CM: You drew inspiration from Lidia Yuknavitch’s writing and workshops. Yuknavitch classifies her 2010 book The Chronology of Water as an “anti-memoir” that “broke all the rules of memoir writing” and “broke off and did all sorts of inconsistent things.” How does Negative Space fit into and expand the landscape of the anti-memoir?
LD: I think that non-linearity is part of it. Also, one of the “rules” that I break in the book is talking about the writing of the book while I’m writing it. That doesn’t always work. In this case, it did feel necessary as part of the story, and the story birthing itself. It’s part of that spiral structure where the process of figuring out how I was telling the story was also the process of understanding the information that I was collecting. If that collecting information was part of the story, then so was figuring out how to transmit it. All memoirists are the narrator and the character at once—I leaned into that and made the narrator a more developed character than is often done by making this research part of the story itself.
CM: Negative Space complicates the traditional expectations we have for closure. Was it important to you to resist the narrative that grief is something people eventually overcome?
LD: It was important for me to tell the story truthfully, so that inherently meant leaving the grieving open-ended and messy. That’s the reality of my life. My father’s been dead for almost twenty-one years and I still feel grief and I still think it’s unfair, and I think that’s going to be true forever. I didn’t really think consciously about how I was going to address that early on. When it became a memoir, I realized partly through, “Well crap, how do I end this?” There’s no ending, no resolution, no arrival point where everything is better. I was stumped by that for a little while. Then it became about trying to find a way to end it in some satisfying way without pretending to have reached some point of closure that I don’t think exists.

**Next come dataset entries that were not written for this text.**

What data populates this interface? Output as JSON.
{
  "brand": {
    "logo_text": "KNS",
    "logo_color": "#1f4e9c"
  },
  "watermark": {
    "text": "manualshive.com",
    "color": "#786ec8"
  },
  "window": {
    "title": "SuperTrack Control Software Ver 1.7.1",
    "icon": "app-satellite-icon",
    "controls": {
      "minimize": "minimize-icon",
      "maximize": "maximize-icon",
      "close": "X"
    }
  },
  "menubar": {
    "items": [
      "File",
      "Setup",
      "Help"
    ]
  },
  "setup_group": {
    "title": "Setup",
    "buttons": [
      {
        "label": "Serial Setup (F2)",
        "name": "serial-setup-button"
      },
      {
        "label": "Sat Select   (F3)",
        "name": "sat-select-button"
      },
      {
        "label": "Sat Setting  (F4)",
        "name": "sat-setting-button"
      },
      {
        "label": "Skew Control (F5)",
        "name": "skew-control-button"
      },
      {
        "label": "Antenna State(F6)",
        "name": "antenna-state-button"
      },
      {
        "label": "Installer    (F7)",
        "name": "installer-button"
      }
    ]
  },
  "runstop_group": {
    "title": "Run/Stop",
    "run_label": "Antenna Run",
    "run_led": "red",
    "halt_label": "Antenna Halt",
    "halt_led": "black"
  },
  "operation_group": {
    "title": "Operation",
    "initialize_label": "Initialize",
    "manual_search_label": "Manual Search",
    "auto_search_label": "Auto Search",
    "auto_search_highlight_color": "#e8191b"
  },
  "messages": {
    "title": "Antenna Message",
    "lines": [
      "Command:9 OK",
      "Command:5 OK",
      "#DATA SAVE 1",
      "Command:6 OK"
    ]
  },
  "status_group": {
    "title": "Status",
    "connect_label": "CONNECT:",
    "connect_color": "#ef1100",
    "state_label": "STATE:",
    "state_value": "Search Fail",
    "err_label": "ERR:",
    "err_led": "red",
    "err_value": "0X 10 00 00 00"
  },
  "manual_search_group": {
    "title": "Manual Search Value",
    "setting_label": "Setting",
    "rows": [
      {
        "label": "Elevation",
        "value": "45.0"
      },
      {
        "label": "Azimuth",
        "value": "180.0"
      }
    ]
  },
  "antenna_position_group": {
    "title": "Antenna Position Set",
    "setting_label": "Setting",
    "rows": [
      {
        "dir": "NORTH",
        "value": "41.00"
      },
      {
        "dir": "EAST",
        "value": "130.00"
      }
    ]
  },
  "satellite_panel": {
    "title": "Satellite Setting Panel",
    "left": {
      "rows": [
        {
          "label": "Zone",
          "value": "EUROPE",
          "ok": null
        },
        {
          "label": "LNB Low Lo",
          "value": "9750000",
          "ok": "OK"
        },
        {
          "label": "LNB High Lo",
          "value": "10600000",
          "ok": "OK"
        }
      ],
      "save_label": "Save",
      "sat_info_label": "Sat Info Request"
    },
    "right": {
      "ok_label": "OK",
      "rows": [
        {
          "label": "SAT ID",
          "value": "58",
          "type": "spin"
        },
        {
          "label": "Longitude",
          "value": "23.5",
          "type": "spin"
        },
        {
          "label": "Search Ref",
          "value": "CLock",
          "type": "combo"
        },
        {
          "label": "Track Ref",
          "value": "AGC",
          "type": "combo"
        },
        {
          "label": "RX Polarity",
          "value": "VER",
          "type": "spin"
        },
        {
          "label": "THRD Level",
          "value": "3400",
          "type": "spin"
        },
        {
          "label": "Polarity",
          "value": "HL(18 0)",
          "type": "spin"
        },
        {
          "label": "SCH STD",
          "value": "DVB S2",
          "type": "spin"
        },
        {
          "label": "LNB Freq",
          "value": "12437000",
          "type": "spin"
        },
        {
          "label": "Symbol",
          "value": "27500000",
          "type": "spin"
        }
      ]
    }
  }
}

CM: Your father, Joe, is a complex character—a dedicated artist, devoted father, and also someone who is destructive, and dealing with substance use disorder. How did you develop his character while you were writing? What part of his personality was the most difficult to capture?
LD: I don’t think there was one aspect that was the primary focus or the hardest. My focus was always trying to strike that balance, and trying to find ways to encompass all those aspects. On one draft, I would read it and feel like I leaned too hard into the destructive, dark side and I’d go back in and add some happy, sweet memories. In another draft, I would feel like I had overcorrected—maybe now it’s too rosy and I’m trying too hard to make it sound positive and sunny and I need to add a little more of the ugly, dark honesty. Early on, I realized I hadn’t quite captured his humor yet. It was always trying to get the balance right. It’s very much like painting in that way, I think—you go back in, adding more of this and then more of that until the balance is right.
CM: What’s next for you? Are they any other any projects that you’re excited about?
LD: I am working on a new book proposal, but I’m not going to say what it’s about yet. We’re in the embryonic stages. Right now, I really am just focusing on giving Negative Space the best launch that I can. After working on it for so long, I just want to put as much energy as I can into getting it out into the world and getting it out to readers.